For example, we’re moving up [sales targets] to enterprise-class companies, and we have to forget about the Web bringing us those leads, and have to reach out to initialize the conversation (usually through calling); then we move to a Web-based type of nurturing.”Ken Krogue, President of InsideSales.com
In short, having a marketing mix of internet lead-generation and “warm” calling is a recipe for success.
3. Public Speaking
“Stage fright has hampered many a genius.” – Florence Scovel Shinn
Truth: most people are scared of public speaking. If you’re truly serious about taking your company to the next level, you should seriously consider volunteering to speak at events.
Public speaking creates a visual (and auditory) representation of your business and brand presence. When you deliver a powerful, meaningful message, it should resonate with your audience.
In short, public speaking establishes you as an expert in your respective field. Public speaking also places you in the forefront of your prospects mind — and establishes TOMA (top of mind awareness) — especially when your product or service offers them a solution to their problem. It’s a 19th century interpretation of today’s information selling. When you add public speaking engagements to your marketing mix, watch the difference it makes with engaged prospects.
4. Networking – Get Out There!
Attend local networking events. Get to know the people and businesses around your area. Don’t be that guy who shows up to every event and tries to hard sell upon meeting new people.
Do offer helpful insights on steps people can take to improve their business. This is your chance to show off your industry knowledge. If you’re in marketing, talk about relevant marketing best practices. For example, go to your event prepared to chat about the best time time to send emails to prospects, or SEO tips and tricks. Share anecdotes from some of your real client experiences that may benefit the people with whom you will be networking.
Not intending to channel Alec Baldwin in Glengarry Glen Ross, but, ABC. Always. Bring. Cards. You do have a business card right? Always, bring your business cards with you to networking events
Your goal should be to create a genuine connection with someone new; learn and teach something helpful so your conversation partners walk away thinking, “this guy/gal knows their stuff, I like them, I could totally see myself doing business with them.”
As an added bonus, if somebody comes to mind who could use their services in the future, offer to connect them. Giver’s gain. Think about how many people you do business with whom you’ve met through networking or a referral…

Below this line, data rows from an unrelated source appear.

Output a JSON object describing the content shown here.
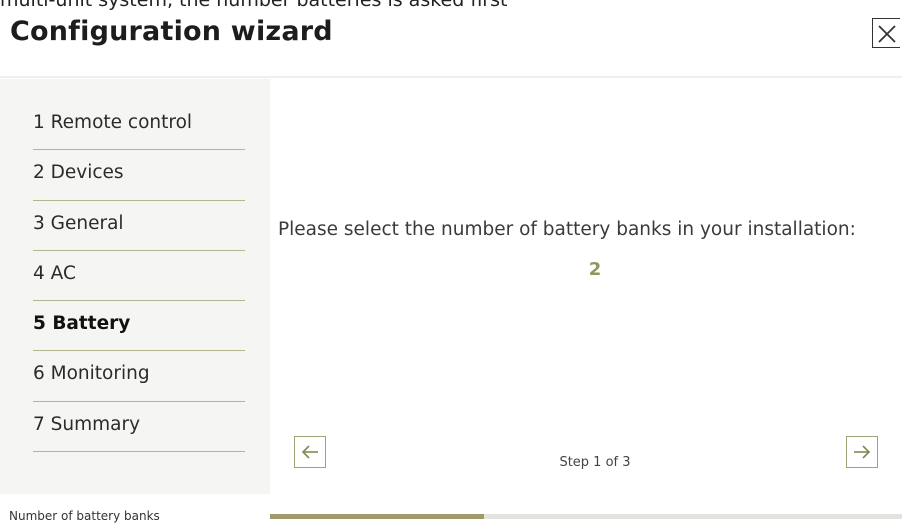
{
  "caption_top": "multi-unit system, the number batteries is asked first",
  "window": {
    "title": "Configuration wizard"
  },
  "sidebar": {
    "items": [
      {
        "label": "1 Remote control",
        "active": false
      },
      {
        "label": "2 Devices",
        "active": false
      },
      {
        "label": "3 General",
        "active": false
      },
      {
        "label": "4 AC",
        "active": false
      },
      {
        "label": "5 Battery",
        "active": true
      },
      {
        "label": "6 Monitoring",
        "active": false
      },
      {
        "label": "7 Summary",
        "active": false
      }
    ]
  },
  "main": {
    "prompt": "Please select the number of battery banks in your installation:",
    "value": "2",
    "step_text": "Step 1 of 3",
    "progress": 0.338
  },
  "footer": {
    "label": "Number of battery banks"
  },
  "icons": {
    "close": "close-icon",
    "prev": "arrow-left-icon",
    "next": "arrow-right-icon"
  },
  "colors": {
    "accent": "#8a9a5b",
    "sidebar_bg": "#f5f5f3",
    "divider": "#b6b38f",
    "progress_fill": "#a09a6a"
  }
}
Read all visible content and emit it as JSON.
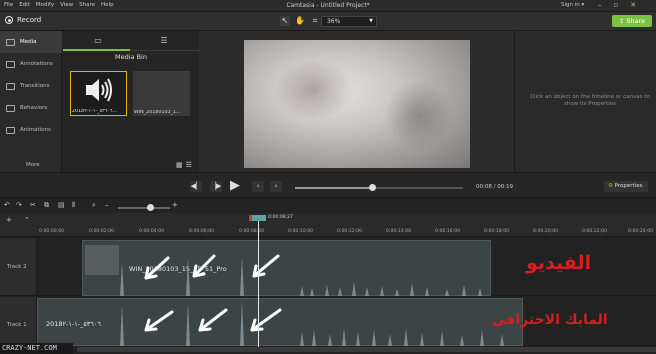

Clearly, there are several different approaches to incorporate old school marketing into your strategy to drive sales. The most important thing to remember is to never put all of your eggs in one basket. By spreading your marketing and advertising budget over different outlets, to amplify your individual yet cohesive marketing strategy, you can start to guarantee your success.
Also published on Medium.